It could be anyone’s first game
One of the first people I met that day was a 9-year-old boy attending his first baseball game. His mom -- who said they normally live in China -- explained a ball vs. a strike and answered his questions about why the batter was jogging to first base after not swinging the bat. He seemed enraptured with what was unfolding on the field. This reminded me of how Derek Jeter used to say he always wanted to give each game his all because you never know who was seeing him for the first time. So much of baseball is wonderful on a daily basis, but for one kid or even one adult, it could be their first hot dog, their first time seeing a batter in the on-deck circle, their first interaction with a mascot. Any game could become a core memory for someone.
It's like day and night
It’s difficult to fully compare the two games because the schedule made them inherently different. Like many Minor League weekday matinees, first game was camp day. School buses brought loads of kids in matching T-shirts. There were no hecklers, just “You can do it” chants, and, of course, a Spongebob Squarepants sing-along and fans doing the “Cha Cha Slide.” For the adults, there was an energy of playing hooky. In the nightcap, dogs took over half the stadium for Bark in the Park. There were families, but also date nights with micheladas and margaritas. There was a vocal heckler and boos for the opposing team. And also, the “Cha Cha Slide.” Two versions of what summer at the ballpark can mean.

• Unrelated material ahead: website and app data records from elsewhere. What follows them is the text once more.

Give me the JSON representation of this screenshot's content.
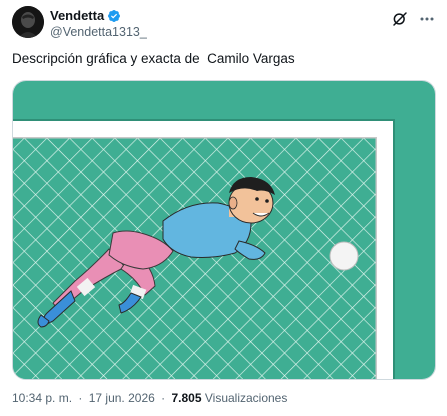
{
  "author": {
    "display_name": "Vendetta",
    "handle": "@Vendetta1313_",
    "verified": true,
    "avatar_icon": "avatar-image"
  },
  "tweet": {
    "text": "Descripción gráfica y exacta de  Camilo Vargas"
  },
  "meta": {
    "time": "10:34 p. m.",
    "separator": "·",
    "date": "17 jun. 2026",
    "views_count": "7.805",
    "views_label": "Visualizaciones"
  },
  "icons": {
    "grok": "grok-icon",
    "more": "more-icon",
    "verified": "verified-badge-icon"
  },
  "colors": {
    "verified_blue": "#1d9bf0",
    "pitch_green": "#3fae93",
    "text_primary": "#0f1419",
    "text_secondary": "#536471"
  }
}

Built different. But also the same.
When I first walked through the LoanMart Field gates, it felt completely different than San Manuel Stadium. Fans enter what looks like a large building and remain inside in the concourse until walking up the steps to the seating bowl. At Inland Empire, the structure just leads to an open-air concourse. The hallway to get to the press box and suites are outside for the 66ers, but inside for the Quakes. However, the more I thought about it, the more I realized just how similar the parks were, concourse roof aside. To get to seating, you walk out onto a middle level with seats both above and below. They also both have arches and palm trees framing the entrance and no outfield seating between the foul poles, though the 66ers have a small berm in left. San Manuel Stadium was built in 1987 and LoanMart Field followed six years later, and perhaps the two are perfect representations of a certain style of Minor League park that just gets small adjustments every few years.

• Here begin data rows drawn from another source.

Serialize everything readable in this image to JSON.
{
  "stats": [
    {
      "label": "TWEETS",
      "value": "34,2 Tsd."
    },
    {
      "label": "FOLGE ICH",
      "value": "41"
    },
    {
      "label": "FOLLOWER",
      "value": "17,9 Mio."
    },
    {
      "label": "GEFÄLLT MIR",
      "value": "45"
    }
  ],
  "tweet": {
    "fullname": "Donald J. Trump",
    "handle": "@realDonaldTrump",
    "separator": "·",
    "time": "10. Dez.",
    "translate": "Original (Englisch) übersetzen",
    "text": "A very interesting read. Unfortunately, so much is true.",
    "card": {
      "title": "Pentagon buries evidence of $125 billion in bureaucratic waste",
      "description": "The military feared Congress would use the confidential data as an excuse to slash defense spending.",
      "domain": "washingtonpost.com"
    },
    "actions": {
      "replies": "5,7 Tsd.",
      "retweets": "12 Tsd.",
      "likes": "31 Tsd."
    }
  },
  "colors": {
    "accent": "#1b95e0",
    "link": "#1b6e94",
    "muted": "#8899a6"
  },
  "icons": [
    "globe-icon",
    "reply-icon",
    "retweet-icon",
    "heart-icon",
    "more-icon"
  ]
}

Variety in fan apparel
At a Major League game, it’s not uncommon to see the cap of a Minor League affiliate, but for the most part, fans are supporting one of the two teams playing that day. In the Minors, you get more of a mix, especially depending on the region. Because the 66ers and Quakes are near the Angels and Dodgers respectively, it makes sense one is a fan of both the affiliate and the parent club. What I found interesting is that the Lake Elsinore game had a large percentage of 66ers hats, with a variety of types, both variations on the primary design and Copa de la Diversión caps. At Rancho Cucamonga, I saw more Dodgers and classic Quakes caps. There are many clubs that find benefits to having the same color scheme as their parent club like Rancho does, and one is that fans can use their apparel basically interchangeably.

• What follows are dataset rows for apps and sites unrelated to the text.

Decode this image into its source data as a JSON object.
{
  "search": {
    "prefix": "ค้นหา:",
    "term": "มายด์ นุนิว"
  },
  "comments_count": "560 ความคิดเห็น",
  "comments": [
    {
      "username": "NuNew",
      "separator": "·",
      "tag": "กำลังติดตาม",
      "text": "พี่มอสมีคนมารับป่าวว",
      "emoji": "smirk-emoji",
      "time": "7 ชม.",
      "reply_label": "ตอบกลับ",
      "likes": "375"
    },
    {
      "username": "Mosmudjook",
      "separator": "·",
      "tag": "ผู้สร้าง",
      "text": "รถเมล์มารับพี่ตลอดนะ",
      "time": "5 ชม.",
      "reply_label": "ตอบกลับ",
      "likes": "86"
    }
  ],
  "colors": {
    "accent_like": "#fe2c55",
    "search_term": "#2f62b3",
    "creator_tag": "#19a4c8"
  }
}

Take Me Out to The Ballgame
I have swayed to and sang “Take Me Out to the Ballgame” more times that I can count. I have shouted my favorite team at my dad, who was shouting his team back following the line, “root, root, root for the...” But it wasn’t until hearing it twice in one day that I stopped and thought about how cool it is. Yes, you might hear “Seven Nation Army” or “HandsClap” at most sporting events these days, but there aren’t many sports that no matter the level or region, you will hear the same song at the same time besides the national anthem. (One caveat being that is played earlier during seven-inning games.)
It’s about the journey and the destination
The distance between San Manuel Stadium and LoanMart Field is only 19 miles. And the coolest part of this drive is being able to follow Route 66. Although my maps app kept wanting me to bypass it for the freeways (which I think is a plot point in the movie “Cars”), I chose the historic street. Now known as Foothill Boulevard, the road is still lined with mechanics and motels, but also has some modern grocery stores and fast food chains, with pockets of Spanish signage. After leaving the 66ers game, I stopped by the nearby Mitla Café, a favorite of activist Cesar Chavez. Then I swung by the original McDonald’s location, which is now a free museum full of memorabilia and Happy Meal toys. As I got closer to the Quakes’ home, I drove past the Auto Club Speedway, a massive structure that hosts NASCAR events. I’ve called Southern California home for parts of 23 years, but I have never been to any of these places before. While baseball was the focus of the day, it was cool to explore the other parts that make San Bernardino County special.
You can do this across the country
While San Manuel and LoanMart are the closest Minor League stadiums to each other outside of the Tampa Bay area, fans across the country can create their own doubleheaders. I did two teams in the same league, but you can expand to different leagues, levels. Pretend you’re a Blue Jays prospect and go international with Buffalo and Toronto. Experience two of the 10 North Carolina ballparks. You could even try it with two sports (Royals and Chiefs in Kansas City would save on parking and gas!) A world of possibilities awaits!
Kelsie Heneghan is a writer for MiLB.com. Follow her on Twitter @Kelsie_Heneghan.